Have you ever dealt with these tough conditions when operating a hoist? Check out these videos and see how well the Hurricane handles the job.


This post was written by Joshua Karczewski, former Distributor Marketing & Product Launch Manager for Columbus McKinnon Corporation.

Flying Decks Transform High-Rise Construction Industry

Flying Decks Transform High-Rise Construction Industry

15 ton CM Compensator Chain Hoist enables the pioneering “flying deck” high-rise construction technique
The crane pulls the deck out of the lower floor, where the concrete has been poured and cured, and the deck detached.

Flying Decks are a new and unique way of construction for high-rise buildings.  They are pour-in-place floor forms that slide into the building.  The main benefit of this system is the productivity it brings in the construction process.  In many cases the need for reshoring is dramatically reduced, thereby increasing the speed of deck construction, cutting the time of formwork almost in half.  Flying deck systems also provide significant savings in labor costs.

Columbus McKinnon has developed a hoist The CM CompensatorTM specifically designed for use with Flying Decks.  It is used for load leveling of forms up to 30,000 pounds, sliding them out of building floors and into the upper deck by a tower crane.

The single hoist body unit is available in 7½,  9, 10, 12 and 15 ton capacities and provides many benefits over the competitive offerings available in the market.

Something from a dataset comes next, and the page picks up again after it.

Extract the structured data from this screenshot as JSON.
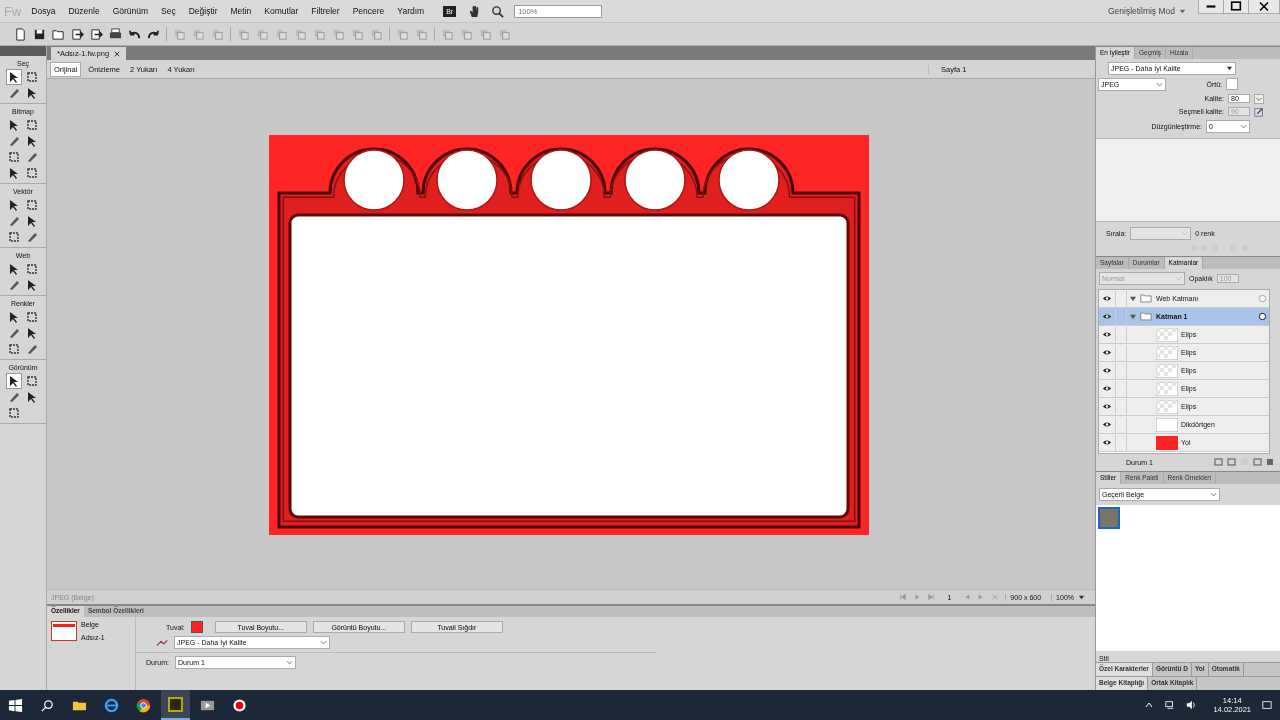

Improved Operation:

Synchronizing issues are eliminated by using a single hoist unit rather that a double hoist unit. The result is a smooth predictable lift each time.  Electro-mechanical geared limit switches for both the up and down direction prevent the hook block from being accidentally run into the hoist causing damage and shutting down the operation. The single unit hoist has a lower current demand than the double unit which reduces the draw on the power supply.

Reduced Maintenance Costs and Time:
The single hoist design requires less time to inspect and repair and fewer parts to stock/buy.

Compensator Hoist

Superior Quality and Design:

In addition to the geared limit switches, the CM CompensatorTM hoist has machined and hardened steel helical gears sealed in an oil bath power train reservoir which provide better performance and extended life.


The CM CompensatorTM hoist is a very robust design. The hoist utilizes high strength chain, reducing the required reeving. The heavy duty chain container is manufactured out of steel and wire mesh for durability and strength as compared to competitive canvas containers. Additionally, the hook itself is heavy duty with wide throat openings allowing for easier attachment of slings, stingers and master links.

Herb Hart

Herb Hart is an Area Sales Manager for Entertainment Products for Columbus McKinnon Corporation.